[Task directions]: Lines containing the word "Technology" are to be copied from the data below.

[Records shown]:
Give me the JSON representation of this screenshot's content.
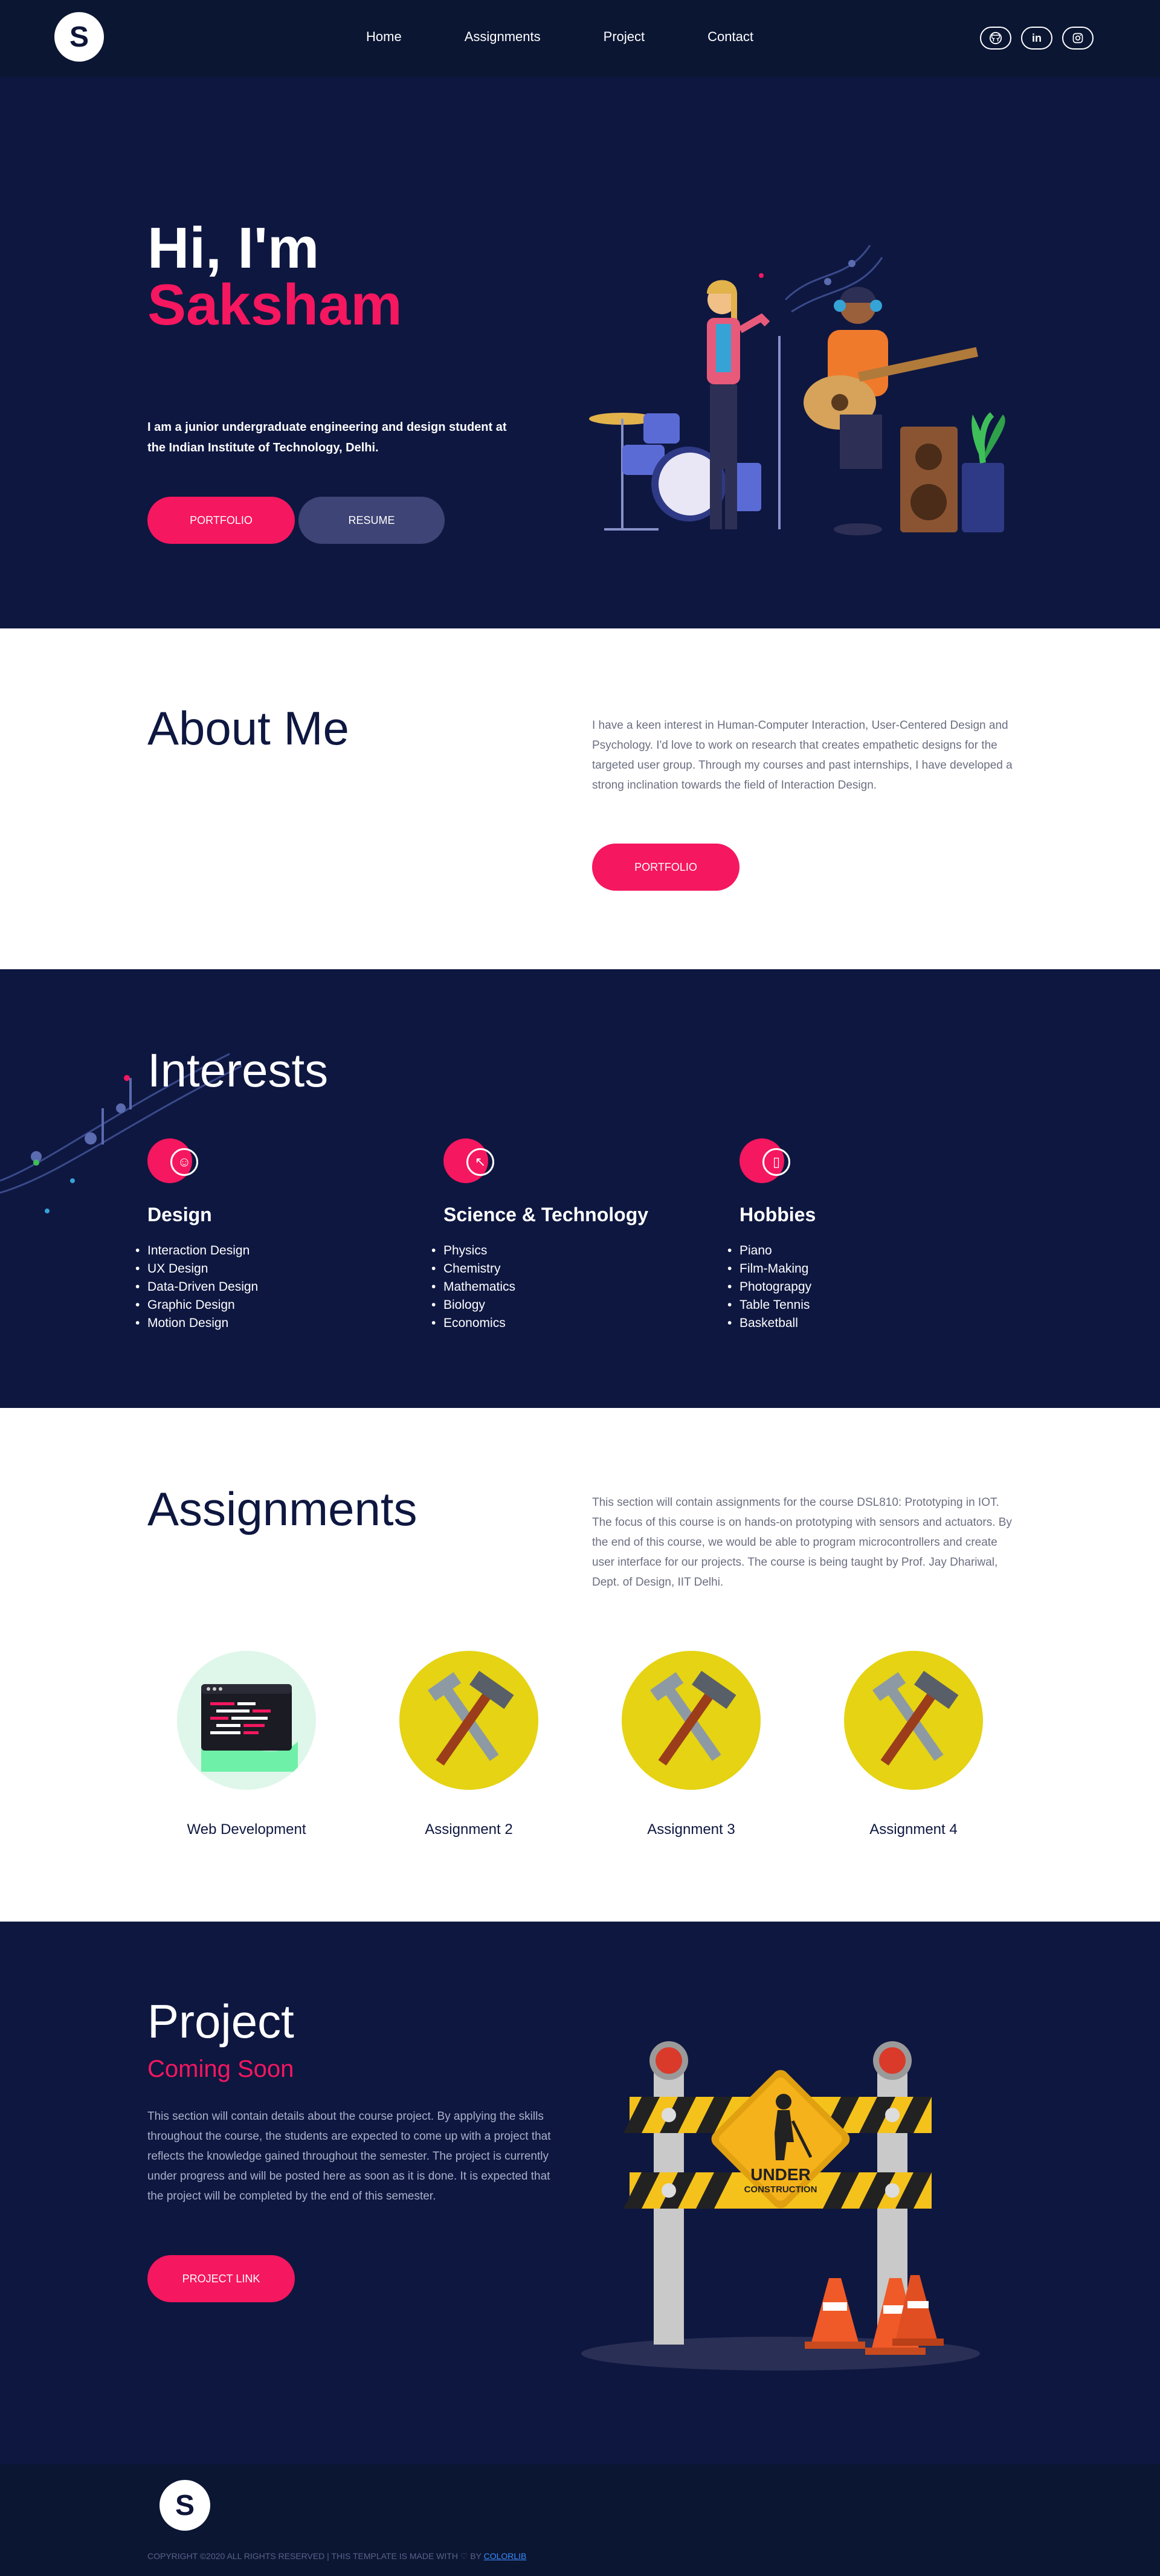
{
  "nav": {
    "logo": "S",
    "items": [
      "Home",
      "Assignments",
      "Project",
      "Contact"
    ],
    "social": [
      "GH",
      "in",
      "IG"
    ]
  },
  "hero": {
    "greeting": "Hi, I'm",
    "name": "Saksham",
    "intro": "I am a junior undergraduate engineering and design student at the Indian Institute of Technology, Delhi.",
    "btn_portfolio": "PORTFOLIO",
    "btn_resume": "RESUME"
  },
  "about": {
    "title": "About Me",
    "text": "I have a keen interest in Human-Computer Interaction, User-Centered Design and Psychology. I'd love to work on research that creates empathetic designs for the targeted user group. Through my courses and past internships, I have developed a strong inclination towards the field of Interaction Design.",
    "btn": "PORTFOLIO"
  },
  "interests": {
    "title": "Interests",
    "columns": [
      {
        "title": "Design",
        "items": [
          "Interaction Design",
          "UX Design",
          "Data-Driven Design",
          "Graphic Design",
          "Motion Design"
        ]
      },
      {
        "title": "Science & Technology",
        "items": [
          "Physics",
          "Chemistry",
          "Mathematics",
          "Biology",
          "Economics"
        ]
      },
      {
        "title": "Hobbies",
        "items": [
          "Piano",
          "Film-Making",
          "Photograpgy",
          "Table Tennis",
          "Basketball"
        ]
      }
    ]
  },
  "assignments": {
    "title": "Assignments",
    "text": "This section will contain assignments for the course DSL810: Prototyping in IOT. The focus of this course is on hands-on prototyping with sensors and actuators. By the end of this course, we would be able to program microcontrollers and create user interface for our projects. The course is being taught by Prof. Jay Dhariwal, Dept. of Design, IIT Delhi.",
    "cards": [
      "Web Development",
      "Assignment 2",
      "Assignment 3",
      "Assignment 4"
    ]
  },
  "project": {
    "title": "Project",
    "subtitle": "Coming Soon",
    "text": "This section will contain details about the course project. By applying the skills throughout the course, the students are expected to come up with a project that reflects the knowledge gained throughout the semester. The project is currently under progress and will be posted here as soon as it is done. It is expected that the project will be completed by the end of this semester.",
    "btn": "PROJECT LINK",
    "sign_text_1": "UNDER",
    "sign_text_2": "CONSTRUCTION"
  },
  "footer": {
    "logo": "S",
    "copyright": "COPYRIGHT ©2020 ALL RIGHTS RESERVED | THIS TEMPLATE IS MADE WITH ♡ BY",
    "credit": "COLORLIB"
  },
  "colors": {
    "accent": "#f5175f",
    "navy": "#0e1740",
    "button_grey": "#3e4475"
  }
}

[Result for this exercise]:
    "intro": "I am a junior undergraduate engineering and design student at the Indian Institute of Technology, Delhi.",
        "title": "Science & Technology",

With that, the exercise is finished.